Citation: Shi C, Cheng Y, Tang M, Liu Y, Yang Z, Li F, Fan Y, Yang J and Xu Y (2018) Analysis of Single Nucleotide Polymorphisms of STK32B, PPARGC1A and CTNNA3 Gene With Sporadic Parkinson's Disease Susceptibility in Chinese Han Population. Front. Neurol. 9:387. doi: 10.3389/fneur.2018.00387
Received: 14 January 2018; Accepted: 11 May 2018;
Published: 30 May 2018.
Edited by:Huifang Shang, Sichuan University, China
Reviewed by:Zhong Pei, Sun Yat-Sen University, China
Yih-Ru Wu, Chang Gung Memorial Hospital, Taiwan
Copyright © 2018 Shi, Cheng, Tang, Liu, Yang, Li, Fan, Yang and Xu. This is an open-access article distributed under the terms of the Creative Commons Attribution License (CC BY). The use, distribution or reproduction in other forums is permitted, provided the original author(s) and the copyright owner are credited and that the original publication in this journal is cited, in accordance with accepted academic practice.
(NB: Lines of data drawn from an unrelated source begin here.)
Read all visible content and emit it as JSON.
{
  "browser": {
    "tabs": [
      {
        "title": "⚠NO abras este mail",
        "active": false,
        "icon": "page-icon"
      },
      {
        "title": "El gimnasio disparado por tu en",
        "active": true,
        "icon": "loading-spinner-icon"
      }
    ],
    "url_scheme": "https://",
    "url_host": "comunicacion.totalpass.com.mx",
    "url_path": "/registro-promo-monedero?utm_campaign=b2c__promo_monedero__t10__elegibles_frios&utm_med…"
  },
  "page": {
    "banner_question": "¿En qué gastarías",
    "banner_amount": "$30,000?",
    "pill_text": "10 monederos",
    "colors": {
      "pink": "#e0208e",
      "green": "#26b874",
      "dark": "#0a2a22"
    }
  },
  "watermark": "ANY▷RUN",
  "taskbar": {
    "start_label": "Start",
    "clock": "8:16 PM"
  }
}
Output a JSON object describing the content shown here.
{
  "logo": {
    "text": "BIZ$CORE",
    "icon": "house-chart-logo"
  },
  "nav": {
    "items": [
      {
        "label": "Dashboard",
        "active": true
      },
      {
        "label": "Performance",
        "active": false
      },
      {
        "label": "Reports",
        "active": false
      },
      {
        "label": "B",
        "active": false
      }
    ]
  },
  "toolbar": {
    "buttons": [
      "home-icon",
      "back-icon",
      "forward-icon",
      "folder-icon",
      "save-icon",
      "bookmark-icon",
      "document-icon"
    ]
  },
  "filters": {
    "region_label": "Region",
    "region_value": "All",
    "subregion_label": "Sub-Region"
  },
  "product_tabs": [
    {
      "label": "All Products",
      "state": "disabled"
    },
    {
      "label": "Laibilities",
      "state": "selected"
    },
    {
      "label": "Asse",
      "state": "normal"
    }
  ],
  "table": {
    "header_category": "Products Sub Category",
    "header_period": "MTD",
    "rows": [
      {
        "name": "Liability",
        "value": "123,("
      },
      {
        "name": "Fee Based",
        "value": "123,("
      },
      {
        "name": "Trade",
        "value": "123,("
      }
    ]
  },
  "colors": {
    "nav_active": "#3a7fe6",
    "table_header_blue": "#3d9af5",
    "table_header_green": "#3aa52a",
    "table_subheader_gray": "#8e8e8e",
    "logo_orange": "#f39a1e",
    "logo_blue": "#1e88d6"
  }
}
No use, distribution or reproduction is permitted which does not comply with these terms.
†These authors have contributed equally to this work.